[EXERCISE MATERIAL Boundary: Start]
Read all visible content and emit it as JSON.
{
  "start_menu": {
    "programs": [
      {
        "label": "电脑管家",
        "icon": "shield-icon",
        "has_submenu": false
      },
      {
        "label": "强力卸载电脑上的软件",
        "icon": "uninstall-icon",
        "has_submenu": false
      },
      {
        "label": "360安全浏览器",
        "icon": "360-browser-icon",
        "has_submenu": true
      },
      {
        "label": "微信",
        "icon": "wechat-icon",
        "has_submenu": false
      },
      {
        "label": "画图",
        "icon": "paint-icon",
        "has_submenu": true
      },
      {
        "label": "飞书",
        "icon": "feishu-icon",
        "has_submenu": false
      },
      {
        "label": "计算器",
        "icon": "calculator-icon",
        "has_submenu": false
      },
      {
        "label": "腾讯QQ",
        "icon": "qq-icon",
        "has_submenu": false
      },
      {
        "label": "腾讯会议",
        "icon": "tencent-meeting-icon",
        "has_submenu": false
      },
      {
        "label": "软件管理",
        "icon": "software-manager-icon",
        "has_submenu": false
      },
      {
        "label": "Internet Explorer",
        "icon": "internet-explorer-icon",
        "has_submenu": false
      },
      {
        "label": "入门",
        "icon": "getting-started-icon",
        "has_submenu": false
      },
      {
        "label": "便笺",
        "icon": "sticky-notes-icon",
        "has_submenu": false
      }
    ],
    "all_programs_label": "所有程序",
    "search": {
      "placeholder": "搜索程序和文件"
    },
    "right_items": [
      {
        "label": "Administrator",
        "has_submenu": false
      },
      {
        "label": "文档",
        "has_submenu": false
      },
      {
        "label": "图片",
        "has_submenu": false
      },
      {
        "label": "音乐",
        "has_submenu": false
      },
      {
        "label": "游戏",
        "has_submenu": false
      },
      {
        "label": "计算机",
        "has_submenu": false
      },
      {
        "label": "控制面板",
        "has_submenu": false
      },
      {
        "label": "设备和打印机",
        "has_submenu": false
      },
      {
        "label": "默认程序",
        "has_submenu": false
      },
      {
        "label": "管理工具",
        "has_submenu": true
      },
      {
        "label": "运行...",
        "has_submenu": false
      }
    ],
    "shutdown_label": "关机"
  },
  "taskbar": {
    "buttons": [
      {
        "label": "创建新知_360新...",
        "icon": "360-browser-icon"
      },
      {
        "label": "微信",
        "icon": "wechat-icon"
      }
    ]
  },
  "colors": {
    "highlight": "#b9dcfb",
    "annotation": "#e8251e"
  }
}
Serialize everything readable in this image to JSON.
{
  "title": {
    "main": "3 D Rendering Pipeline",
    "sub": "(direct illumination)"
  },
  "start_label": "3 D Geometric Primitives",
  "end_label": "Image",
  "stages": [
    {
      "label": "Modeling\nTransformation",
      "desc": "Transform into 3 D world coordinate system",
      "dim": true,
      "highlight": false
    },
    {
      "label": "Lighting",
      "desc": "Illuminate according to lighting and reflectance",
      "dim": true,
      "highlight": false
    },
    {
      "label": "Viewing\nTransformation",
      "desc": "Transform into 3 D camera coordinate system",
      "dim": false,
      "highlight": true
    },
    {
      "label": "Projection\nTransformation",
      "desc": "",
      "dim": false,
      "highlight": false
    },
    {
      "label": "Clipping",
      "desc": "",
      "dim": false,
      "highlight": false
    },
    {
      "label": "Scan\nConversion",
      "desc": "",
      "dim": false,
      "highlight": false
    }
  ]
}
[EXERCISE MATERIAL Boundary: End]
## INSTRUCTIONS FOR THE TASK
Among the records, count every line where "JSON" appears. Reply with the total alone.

## ANSWER BELOW
2